TASK TO COMPLETE:
Find the word "مرکزی" in the records and copy every line where it occurs.

********************

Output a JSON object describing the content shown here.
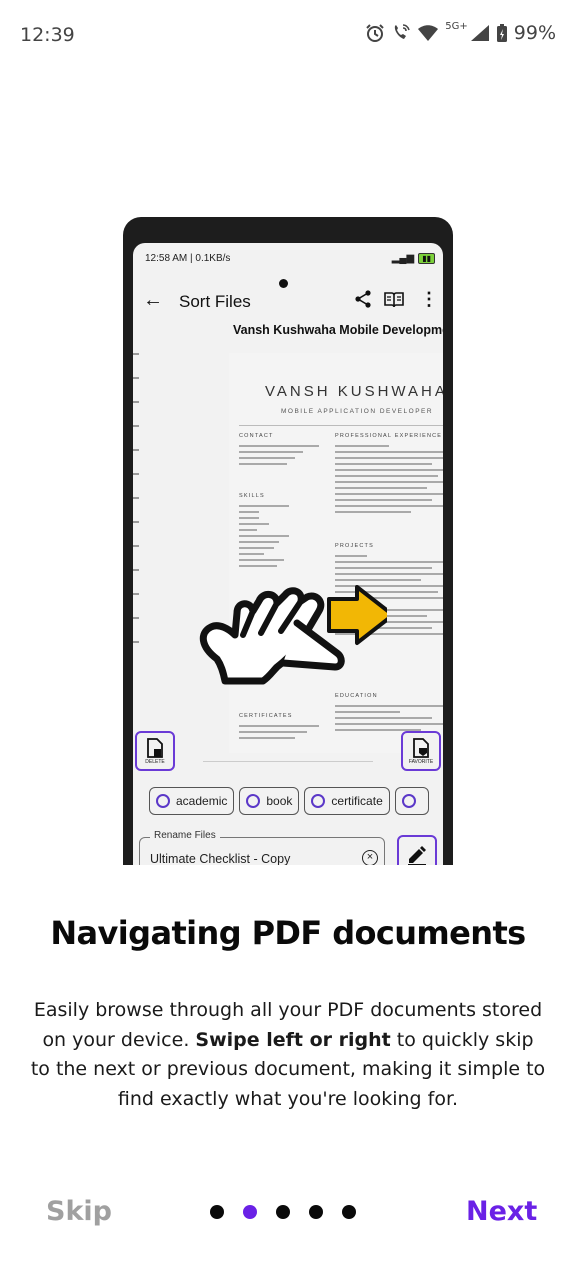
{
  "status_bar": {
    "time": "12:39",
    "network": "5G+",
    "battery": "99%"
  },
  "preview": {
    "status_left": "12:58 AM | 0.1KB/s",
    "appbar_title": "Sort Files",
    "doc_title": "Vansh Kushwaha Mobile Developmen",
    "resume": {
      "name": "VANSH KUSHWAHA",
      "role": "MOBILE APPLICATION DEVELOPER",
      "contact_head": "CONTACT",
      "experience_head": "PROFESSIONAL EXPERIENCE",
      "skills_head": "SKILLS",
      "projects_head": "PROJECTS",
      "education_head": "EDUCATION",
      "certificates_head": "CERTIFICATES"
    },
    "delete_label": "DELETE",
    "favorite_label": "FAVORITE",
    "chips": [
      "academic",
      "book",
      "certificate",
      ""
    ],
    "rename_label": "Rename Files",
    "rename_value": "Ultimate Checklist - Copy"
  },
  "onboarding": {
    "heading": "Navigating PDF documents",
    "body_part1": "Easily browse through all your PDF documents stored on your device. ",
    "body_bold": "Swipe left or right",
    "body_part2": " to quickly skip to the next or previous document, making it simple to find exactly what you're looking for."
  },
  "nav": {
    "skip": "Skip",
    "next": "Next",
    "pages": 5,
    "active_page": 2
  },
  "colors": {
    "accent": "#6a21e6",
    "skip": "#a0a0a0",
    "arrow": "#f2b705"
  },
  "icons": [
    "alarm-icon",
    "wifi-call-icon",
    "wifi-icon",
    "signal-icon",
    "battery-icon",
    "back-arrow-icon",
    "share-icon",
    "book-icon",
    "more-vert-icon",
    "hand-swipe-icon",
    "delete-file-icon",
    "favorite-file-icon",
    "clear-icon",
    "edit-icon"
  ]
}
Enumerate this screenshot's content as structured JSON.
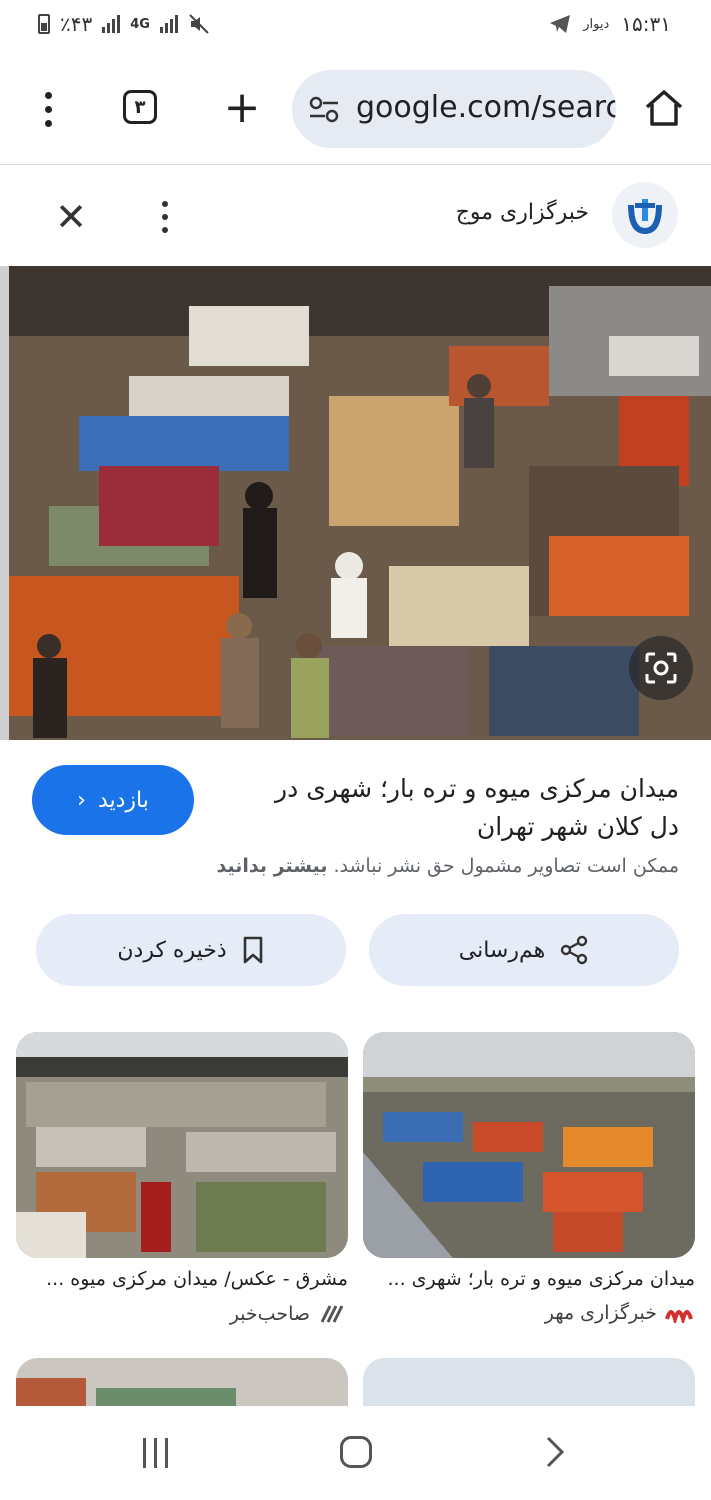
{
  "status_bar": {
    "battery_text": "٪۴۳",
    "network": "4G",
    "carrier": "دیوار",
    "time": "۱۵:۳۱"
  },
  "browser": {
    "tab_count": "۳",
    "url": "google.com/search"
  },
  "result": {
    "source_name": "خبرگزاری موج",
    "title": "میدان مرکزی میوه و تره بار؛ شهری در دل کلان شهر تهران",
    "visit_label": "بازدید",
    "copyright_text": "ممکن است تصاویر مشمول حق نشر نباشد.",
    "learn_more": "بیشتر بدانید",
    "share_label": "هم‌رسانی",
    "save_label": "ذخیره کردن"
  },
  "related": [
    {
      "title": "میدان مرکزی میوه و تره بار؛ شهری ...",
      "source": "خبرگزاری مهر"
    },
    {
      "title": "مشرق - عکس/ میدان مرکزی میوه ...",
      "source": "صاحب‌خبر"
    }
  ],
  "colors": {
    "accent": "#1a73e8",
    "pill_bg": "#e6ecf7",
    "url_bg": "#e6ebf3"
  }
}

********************

ANSWER SPACE:
    "title": "میدان مرکزی میوه و تره بار؛ شهری در دل کلان شهر تهران",
      "title": "میدان مرکزی میوه و تره بار؛ شهری ...",
      "title": "مشرق - عکس/ میدان مرکزی میوه ...",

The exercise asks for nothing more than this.